Heart failure (HF) is a chronic, progressive condition that occurs when the heart muscle is unable to pump an adequate amount of blood throughout the body to meet its needs for blood and oxygen. As a defense mechanism, the heart tries to compensate by enlarging, developing more muscle mass and pumping faster.1
Understanding Health Disparities and Unmet Needs with HF Patients
Despite advances in therapy, HF morbidity and mortality remain high and the health and economic burden of HF disproportionately affects African Americans and continues to grow.
Healthcare disparities occur across socioeconomic status, age, geography, language, gender, disability status, citizenship status, and sexual identity and orientation. Many disparities persist due to systemic historic and cultural patterns, including racial/ethnic inequalities that impact socioeconomic status and differential healthcare accessibility and quality. Approximately 6 million patients in the US are affected by HF, and prevalence is expected to increase to 8 million people by 2030.2,3
How Healthcare Disparities Increase Risk for HF in Minority Communities
Type 2 diabetes, hypertension, obesity, and chronic kidney disease are risk factors that increase the likelihood of subsequent HF – all of which are common in African Americans and Hispanic populations.
In African Americans, the higher prevalence of HF can be attributed to modifiable risk factors such as hypertension, hyperglycemia, left ventricular hypertrophy, and smoking. Hispanics, one of the fastest-growing segments of the U.S. population, are also disproportionately impacted by HF because of increased risk for diabetes, obesity, atherogenic dyslipidemia, metabolic syndrome, and poorly controlled hypertension.4,5
Overcoming Disparities, A Multicultural Approach
To advance health equity in HF in communities across the U.S., we must recognize the need for a culturally responsive approach, including early awareness in all communities, to ensure we are able to improve the health of all Americans.
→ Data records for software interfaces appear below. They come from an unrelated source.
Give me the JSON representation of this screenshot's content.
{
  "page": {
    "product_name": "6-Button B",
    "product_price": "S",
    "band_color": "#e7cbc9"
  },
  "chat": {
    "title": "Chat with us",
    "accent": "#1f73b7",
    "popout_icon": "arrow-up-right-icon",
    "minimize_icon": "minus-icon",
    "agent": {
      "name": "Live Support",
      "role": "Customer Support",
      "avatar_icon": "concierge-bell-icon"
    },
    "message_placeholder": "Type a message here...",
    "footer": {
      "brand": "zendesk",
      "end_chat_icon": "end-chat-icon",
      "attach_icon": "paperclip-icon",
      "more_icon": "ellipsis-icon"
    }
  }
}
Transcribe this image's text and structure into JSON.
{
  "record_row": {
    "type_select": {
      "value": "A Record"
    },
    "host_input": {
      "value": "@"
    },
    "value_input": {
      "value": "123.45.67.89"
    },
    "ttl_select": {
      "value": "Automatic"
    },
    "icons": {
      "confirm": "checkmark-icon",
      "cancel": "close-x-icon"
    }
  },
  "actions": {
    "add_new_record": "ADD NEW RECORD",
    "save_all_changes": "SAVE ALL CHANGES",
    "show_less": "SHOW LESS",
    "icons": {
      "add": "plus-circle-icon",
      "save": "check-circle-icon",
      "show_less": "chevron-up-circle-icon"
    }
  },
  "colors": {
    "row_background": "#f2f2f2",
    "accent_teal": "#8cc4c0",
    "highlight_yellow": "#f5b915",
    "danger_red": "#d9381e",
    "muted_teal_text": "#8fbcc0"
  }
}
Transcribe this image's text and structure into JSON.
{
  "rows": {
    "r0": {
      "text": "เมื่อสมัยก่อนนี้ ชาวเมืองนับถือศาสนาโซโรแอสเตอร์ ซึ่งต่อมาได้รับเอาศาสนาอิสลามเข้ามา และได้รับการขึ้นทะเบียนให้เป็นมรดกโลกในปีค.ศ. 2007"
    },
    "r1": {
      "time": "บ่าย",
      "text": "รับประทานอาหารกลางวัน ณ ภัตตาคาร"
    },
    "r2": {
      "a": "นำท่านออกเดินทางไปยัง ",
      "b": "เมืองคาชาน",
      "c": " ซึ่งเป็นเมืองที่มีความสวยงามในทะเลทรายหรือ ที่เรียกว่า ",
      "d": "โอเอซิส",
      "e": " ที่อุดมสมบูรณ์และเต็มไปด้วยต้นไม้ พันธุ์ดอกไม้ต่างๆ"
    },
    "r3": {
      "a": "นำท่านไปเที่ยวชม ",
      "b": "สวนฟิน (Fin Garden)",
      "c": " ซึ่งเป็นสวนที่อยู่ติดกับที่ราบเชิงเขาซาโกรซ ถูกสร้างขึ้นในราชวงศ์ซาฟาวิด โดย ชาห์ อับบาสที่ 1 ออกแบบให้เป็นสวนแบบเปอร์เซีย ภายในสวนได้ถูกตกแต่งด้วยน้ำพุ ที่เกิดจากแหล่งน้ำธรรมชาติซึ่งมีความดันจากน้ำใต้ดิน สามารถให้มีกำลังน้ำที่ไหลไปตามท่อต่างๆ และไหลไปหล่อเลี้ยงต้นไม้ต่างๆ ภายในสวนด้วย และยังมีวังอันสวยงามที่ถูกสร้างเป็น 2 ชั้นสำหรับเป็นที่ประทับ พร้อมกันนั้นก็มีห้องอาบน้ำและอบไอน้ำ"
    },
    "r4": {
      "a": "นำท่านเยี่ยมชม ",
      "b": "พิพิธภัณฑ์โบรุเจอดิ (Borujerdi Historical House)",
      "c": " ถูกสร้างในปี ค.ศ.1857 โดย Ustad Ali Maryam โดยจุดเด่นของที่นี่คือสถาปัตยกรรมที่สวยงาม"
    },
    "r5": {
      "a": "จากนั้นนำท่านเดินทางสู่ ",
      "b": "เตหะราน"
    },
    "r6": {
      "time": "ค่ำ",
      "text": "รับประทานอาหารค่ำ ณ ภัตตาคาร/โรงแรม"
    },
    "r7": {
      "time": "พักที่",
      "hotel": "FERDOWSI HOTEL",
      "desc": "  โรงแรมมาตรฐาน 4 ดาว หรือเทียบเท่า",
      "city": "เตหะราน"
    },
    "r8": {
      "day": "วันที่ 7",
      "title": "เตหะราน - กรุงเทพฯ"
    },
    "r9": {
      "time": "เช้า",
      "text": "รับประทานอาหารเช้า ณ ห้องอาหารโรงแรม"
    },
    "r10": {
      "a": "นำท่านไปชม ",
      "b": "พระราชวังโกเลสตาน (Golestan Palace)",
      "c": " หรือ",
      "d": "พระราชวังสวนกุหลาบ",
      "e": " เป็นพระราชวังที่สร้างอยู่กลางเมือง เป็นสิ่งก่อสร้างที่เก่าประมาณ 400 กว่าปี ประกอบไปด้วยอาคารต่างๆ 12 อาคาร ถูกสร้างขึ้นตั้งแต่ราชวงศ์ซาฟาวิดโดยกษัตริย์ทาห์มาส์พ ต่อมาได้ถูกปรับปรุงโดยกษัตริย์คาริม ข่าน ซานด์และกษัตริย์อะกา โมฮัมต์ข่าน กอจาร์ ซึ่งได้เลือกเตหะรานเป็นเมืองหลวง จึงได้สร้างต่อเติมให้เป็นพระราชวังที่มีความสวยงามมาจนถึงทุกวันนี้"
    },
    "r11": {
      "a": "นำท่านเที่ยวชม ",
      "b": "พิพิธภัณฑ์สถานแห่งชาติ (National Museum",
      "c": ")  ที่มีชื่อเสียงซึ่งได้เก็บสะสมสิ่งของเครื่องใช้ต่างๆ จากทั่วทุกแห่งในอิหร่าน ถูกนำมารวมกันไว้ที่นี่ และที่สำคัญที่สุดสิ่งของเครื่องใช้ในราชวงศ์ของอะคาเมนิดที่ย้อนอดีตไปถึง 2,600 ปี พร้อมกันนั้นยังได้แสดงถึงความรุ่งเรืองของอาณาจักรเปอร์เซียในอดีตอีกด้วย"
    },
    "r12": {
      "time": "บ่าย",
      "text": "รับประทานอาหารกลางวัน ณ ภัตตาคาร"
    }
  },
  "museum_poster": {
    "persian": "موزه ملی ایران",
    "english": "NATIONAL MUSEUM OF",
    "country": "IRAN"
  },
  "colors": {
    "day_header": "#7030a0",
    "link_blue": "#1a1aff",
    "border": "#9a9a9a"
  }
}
As a result, this can increase understanding of needs for the medically underserved, improve cultural competency and address social determinants of health. Below are recommended strategies that can be implemented across sectors6:
- The Government: Monitor data and track health conditions with supportive partnerships between scientific researchers and community members.
- Public Health Professionals: Use proven programs to reduce disparities and barriers to create opportunities for health and connect more people to healthcare providers.
- Community Organizations: Train health workers in underserved communities to educate people about free or low-cost services and conduct effective health promotion programs in community, work, school, and home settings.
- Healthcare Providers: Work with communities and healthcare professional organizations to eliminate cultural barriers to care.
- The American Heart Association. What is Heart Failure? https://www.heart.org/en/health-topics/heart-failure/what-is-heart-failure. Accessed July 12, 2022
- Virani SS, et al. Heart disease and stroke statistics-2020 update: a report from the American Heart Association. Circulation 2020; 141(9):e139–e596.
- Savarese G, Lund LH. Global Public Health Burden of Heart Failure. Card Fail Rev. 2017 Apr;3(1):7-11.
- Thomas MC. Type 2 diabetes and heart failure: challenges and solutions. Curr Cardiol Rev. 2016;12(3):249-255.
- Vivo R, Krim S, Cevik C, et al. Heart Failure in Hispanics. J Am Coll Cardiol. 2009 Apr, 53 (14) 1167–1175.
- Centers for Disease Control and Prevention. African American Health - Creating equal opportunities for health. https://www.cdc.gov/vitalsigns/aahealth/index.html. Accessed April 21, 2021.
Visit the HFSA Patient Hub to explore tools and resources to help patients stay healthy while living with heart failure.
View Heart Failure Awareness 365 activities to stay up-to-date on tips for healthy living for people living with heart failure.